*** Data to process Section Begins ***
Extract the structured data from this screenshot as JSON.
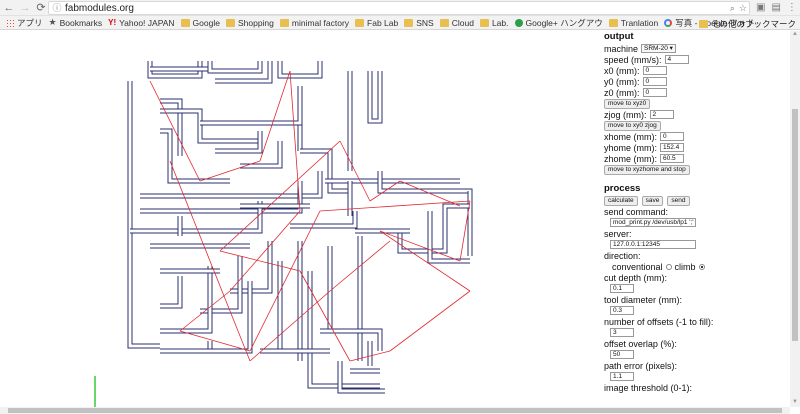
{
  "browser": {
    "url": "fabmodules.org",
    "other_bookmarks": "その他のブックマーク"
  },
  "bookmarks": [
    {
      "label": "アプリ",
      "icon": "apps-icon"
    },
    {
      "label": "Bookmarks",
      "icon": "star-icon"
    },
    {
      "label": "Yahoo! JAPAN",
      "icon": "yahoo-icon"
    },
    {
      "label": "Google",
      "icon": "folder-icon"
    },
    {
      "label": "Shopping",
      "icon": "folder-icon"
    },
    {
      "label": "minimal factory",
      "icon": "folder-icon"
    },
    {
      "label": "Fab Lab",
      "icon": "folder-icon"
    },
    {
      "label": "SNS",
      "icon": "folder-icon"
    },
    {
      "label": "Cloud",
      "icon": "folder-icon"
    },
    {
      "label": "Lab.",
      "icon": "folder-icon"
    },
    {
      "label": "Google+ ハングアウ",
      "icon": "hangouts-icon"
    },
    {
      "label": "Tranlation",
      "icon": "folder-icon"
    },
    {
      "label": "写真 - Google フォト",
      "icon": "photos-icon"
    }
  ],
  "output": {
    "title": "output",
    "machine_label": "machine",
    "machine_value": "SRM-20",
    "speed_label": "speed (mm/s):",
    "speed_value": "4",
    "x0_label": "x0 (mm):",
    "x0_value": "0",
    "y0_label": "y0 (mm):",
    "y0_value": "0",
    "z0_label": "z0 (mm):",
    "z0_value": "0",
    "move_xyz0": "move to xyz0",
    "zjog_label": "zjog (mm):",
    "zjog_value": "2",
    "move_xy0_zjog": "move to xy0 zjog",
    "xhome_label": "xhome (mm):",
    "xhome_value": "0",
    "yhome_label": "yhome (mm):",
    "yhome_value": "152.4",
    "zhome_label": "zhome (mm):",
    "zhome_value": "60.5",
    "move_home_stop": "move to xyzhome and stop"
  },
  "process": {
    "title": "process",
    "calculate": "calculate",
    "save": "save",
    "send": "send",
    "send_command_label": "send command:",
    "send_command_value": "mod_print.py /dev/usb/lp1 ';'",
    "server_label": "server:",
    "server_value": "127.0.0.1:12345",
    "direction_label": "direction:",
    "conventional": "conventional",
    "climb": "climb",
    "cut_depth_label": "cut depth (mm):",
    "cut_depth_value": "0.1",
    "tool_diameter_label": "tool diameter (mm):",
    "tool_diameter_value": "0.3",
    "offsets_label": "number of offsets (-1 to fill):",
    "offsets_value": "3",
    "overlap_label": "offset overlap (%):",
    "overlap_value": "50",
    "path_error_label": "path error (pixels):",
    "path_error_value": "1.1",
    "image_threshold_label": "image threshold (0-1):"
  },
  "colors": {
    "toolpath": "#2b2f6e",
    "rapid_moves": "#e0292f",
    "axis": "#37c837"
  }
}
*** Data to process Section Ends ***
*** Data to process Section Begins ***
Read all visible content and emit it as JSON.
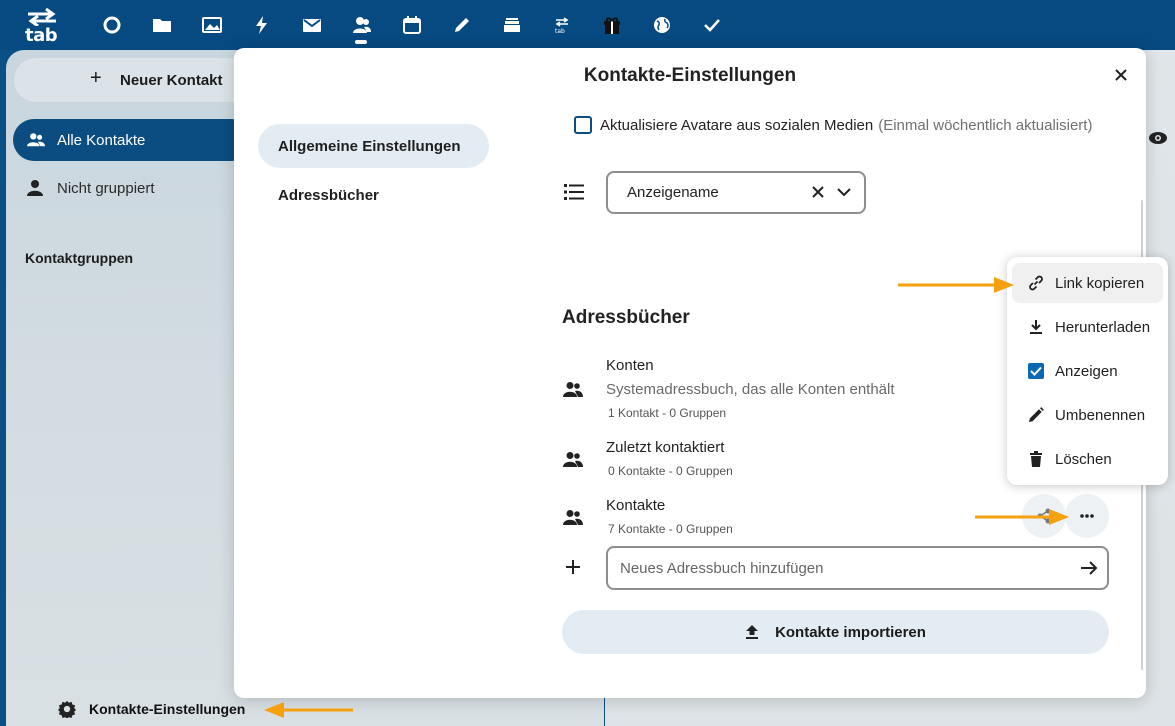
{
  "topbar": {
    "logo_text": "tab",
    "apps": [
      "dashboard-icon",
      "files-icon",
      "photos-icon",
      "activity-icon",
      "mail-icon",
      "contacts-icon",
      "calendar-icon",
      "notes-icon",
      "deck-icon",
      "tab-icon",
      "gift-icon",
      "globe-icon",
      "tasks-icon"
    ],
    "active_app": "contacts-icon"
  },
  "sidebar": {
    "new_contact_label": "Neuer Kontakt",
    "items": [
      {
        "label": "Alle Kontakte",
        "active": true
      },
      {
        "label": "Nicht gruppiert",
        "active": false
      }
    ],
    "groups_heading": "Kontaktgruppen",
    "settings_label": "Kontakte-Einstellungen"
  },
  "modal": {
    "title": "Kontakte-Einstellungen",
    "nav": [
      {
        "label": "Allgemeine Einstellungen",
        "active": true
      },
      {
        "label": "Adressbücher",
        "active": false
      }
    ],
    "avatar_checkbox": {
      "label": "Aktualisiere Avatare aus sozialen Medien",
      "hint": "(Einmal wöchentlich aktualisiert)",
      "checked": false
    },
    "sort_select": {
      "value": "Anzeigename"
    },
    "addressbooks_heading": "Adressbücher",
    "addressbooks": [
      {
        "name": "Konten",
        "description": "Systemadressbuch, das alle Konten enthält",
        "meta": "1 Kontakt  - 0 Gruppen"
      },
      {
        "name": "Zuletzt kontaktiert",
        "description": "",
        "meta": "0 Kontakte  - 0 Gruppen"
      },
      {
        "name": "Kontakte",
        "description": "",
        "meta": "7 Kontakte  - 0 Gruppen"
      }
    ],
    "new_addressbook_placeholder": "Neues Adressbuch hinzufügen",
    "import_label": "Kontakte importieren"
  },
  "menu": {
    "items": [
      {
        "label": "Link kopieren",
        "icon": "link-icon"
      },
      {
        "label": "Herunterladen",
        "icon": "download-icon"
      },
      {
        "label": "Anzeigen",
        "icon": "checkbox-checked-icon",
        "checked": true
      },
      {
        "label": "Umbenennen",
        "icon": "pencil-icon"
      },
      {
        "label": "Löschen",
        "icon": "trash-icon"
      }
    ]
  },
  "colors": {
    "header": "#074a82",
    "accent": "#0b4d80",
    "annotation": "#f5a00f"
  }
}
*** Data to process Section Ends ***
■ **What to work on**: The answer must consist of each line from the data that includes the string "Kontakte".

■ **Your response**:
        "label": "Alle Kontakte",
    "settings_label": "Kontakte-Einstellungen"
    "title": "Kontakte-Einstellungen",
        "meta": "0 Kontakte  - 0 Gruppen"
        "name": "Kontakte",
        "meta": "7 Kontakte  - 0 Gruppen"
    "import_label": "Kontakte importieren"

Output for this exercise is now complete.